___ Raw data

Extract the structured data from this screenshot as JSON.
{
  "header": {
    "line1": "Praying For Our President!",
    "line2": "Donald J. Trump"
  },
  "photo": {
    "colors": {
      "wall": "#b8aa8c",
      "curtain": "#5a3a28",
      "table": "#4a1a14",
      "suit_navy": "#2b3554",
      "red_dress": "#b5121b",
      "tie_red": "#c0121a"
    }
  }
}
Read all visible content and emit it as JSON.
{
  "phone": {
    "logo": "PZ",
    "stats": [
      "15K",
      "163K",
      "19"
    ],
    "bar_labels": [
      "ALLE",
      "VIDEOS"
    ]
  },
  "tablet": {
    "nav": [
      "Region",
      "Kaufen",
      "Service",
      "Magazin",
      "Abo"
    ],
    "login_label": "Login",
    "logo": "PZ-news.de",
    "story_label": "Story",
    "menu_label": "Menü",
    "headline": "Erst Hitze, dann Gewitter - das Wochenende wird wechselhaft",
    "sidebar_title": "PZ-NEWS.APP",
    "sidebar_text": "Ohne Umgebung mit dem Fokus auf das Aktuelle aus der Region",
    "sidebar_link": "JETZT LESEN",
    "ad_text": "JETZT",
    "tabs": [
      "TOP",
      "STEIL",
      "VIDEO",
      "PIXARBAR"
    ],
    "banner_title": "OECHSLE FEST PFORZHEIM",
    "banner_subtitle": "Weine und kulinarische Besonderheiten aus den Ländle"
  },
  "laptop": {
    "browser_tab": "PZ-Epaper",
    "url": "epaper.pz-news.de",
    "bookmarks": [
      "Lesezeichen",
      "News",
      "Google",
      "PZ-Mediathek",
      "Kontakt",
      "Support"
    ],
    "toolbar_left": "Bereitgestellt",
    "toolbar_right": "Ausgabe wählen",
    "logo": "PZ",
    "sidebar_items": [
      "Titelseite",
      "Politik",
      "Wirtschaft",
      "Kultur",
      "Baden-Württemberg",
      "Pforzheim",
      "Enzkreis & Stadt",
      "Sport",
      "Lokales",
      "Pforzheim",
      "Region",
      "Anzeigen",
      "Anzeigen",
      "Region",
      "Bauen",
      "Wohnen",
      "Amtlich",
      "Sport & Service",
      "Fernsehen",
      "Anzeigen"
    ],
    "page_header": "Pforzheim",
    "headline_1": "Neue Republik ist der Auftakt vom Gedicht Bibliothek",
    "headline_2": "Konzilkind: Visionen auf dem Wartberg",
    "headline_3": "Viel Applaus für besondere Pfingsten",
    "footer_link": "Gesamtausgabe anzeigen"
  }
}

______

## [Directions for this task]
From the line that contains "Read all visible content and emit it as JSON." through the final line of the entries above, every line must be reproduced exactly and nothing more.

## [Written reply]
Read all visible content and emit it as JSON.
{
  "phone": {
    "logo": "PZ",
    "stats": [
      "15K",
      "163K",
      "19"
    ],
    "bar_labels": [
      "ALLE",
      "VIDEOS"
    ]
  },
  "tablet": {
    "nav": [
      "Region",
      "Kaufen",
      "Service",
      "Magazin",
      "Abo"
    ],
    "login_label": "Login",
    "logo": "PZ-news.de",
    "story_label": "Story",
    "menu_label": "Menü",
    "headline": "Erst Hitze, dann Gewitter - das Wochenende wird wechselhaft",
    "sidebar_title": "PZ-NEWS.APP",
    "sidebar_text": "Ohne Umgebung mit dem Fokus auf das Aktuelle aus der Region",
    "sidebar_link": "JETZT LESEN",
    "ad_text": "JETZT",
    "tabs": [
      "TOP",
      "STEIL",
      "VIDEO",
      "PIXARBAR"
    ],
    "banner_title": "OECHSLE FEST PFORZHEIM",
    "banner_subtitle": "Weine und kulinarische Besonderheiten aus den Ländle"
  },
  "laptop": {
    "browser_tab": "PZ-Epaper",
    "url": "epaper.pz-news.de",
    "bookmarks": [
      "Lesezeichen",
      "News",
      "Google",
      "PZ-Mediathek",
      "Kontakt",
      "Support"
    ],
    "toolbar_left": "Bereitgestellt",
    "toolbar_right": "Ausgabe wählen",
    "logo": "PZ",
    "sidebar_items": [
      "Titelseite",
      "Politik",
      "Wirtschaft",
      "Kultur",
      "Baden-Württemberg",
      "Pforzheim",
      "Enzkreis & Stadt",
      "Sport",
      "Lokales",
      "Pforzheim",
      "Region",
      "Anzeigen",
      "Anzeigen",
      "Region",
      "Bauen",
      "Wohnen",
      "Amtlich",
      "Sport & Service",
      "Fernsehen",
      "Anzeigen"
    ],
    "page_header": "Pforzheim",
    "headline_1": "Neue Republik ist der Auftakt vom Gedicht Bibliothek",
    "headline_2": "Konzilkind: Visionen auf dem Wartberg",
    "headline_3": "Viel Applaus für besondere Pfingsten",
    "footer_link": "Gesamtausgabe anzeigen"
  }
}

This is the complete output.